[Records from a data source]

▽

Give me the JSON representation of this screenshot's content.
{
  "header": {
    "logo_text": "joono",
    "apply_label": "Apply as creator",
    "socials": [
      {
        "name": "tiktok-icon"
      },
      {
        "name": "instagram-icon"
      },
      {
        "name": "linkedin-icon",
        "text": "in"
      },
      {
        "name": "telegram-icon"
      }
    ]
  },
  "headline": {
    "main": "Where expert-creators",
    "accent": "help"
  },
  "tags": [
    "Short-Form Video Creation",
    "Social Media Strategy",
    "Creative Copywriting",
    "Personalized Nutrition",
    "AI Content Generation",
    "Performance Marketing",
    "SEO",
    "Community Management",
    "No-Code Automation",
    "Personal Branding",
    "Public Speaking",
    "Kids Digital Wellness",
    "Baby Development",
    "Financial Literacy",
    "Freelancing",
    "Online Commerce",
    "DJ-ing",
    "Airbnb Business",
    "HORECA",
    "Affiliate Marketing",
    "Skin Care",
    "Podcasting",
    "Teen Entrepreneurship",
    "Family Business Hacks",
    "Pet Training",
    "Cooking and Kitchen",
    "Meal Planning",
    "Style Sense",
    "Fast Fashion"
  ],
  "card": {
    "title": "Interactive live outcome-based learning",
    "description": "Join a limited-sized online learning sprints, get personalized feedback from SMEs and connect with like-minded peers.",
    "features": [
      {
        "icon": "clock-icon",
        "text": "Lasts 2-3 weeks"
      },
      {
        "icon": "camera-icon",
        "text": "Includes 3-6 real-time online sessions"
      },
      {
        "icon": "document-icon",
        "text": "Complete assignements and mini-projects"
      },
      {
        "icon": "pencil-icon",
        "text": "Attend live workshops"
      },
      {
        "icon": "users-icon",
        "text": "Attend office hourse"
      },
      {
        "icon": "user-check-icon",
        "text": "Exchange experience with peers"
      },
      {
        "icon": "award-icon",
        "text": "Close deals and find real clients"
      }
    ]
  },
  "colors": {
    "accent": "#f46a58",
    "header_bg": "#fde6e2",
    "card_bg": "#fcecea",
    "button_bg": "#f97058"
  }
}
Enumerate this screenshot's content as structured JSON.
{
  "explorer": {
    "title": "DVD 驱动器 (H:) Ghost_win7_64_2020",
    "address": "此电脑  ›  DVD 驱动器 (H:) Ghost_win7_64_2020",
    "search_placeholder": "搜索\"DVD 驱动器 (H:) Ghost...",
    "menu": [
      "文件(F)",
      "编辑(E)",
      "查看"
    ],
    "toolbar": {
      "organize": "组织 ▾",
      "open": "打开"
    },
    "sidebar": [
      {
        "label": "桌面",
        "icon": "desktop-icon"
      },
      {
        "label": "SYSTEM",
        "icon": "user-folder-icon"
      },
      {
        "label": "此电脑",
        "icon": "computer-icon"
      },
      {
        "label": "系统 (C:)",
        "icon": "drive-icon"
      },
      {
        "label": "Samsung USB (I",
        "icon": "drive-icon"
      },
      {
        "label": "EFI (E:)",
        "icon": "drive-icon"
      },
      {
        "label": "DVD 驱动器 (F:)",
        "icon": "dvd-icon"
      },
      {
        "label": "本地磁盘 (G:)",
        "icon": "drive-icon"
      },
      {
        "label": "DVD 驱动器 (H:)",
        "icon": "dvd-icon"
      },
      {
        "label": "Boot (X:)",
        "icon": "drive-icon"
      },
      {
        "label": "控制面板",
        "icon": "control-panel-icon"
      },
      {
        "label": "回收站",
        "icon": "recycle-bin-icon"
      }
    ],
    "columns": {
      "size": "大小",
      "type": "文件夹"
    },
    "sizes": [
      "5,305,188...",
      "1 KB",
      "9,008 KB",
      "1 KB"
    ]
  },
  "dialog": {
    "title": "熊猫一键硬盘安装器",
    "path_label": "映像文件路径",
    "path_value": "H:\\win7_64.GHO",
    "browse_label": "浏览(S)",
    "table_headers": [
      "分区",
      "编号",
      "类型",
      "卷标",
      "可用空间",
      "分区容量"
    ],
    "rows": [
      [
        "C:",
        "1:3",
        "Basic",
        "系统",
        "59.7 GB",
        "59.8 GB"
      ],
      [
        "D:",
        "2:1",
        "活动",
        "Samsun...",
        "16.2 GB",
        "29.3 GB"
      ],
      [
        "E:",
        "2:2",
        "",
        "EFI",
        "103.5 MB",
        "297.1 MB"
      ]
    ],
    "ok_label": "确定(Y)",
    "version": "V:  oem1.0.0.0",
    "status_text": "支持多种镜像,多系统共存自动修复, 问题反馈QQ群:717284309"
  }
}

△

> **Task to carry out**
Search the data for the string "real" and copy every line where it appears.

> **Task answer**
        "text": "Includes 3-6 real-time online sessions"
        "text": "Close deals and find real clients"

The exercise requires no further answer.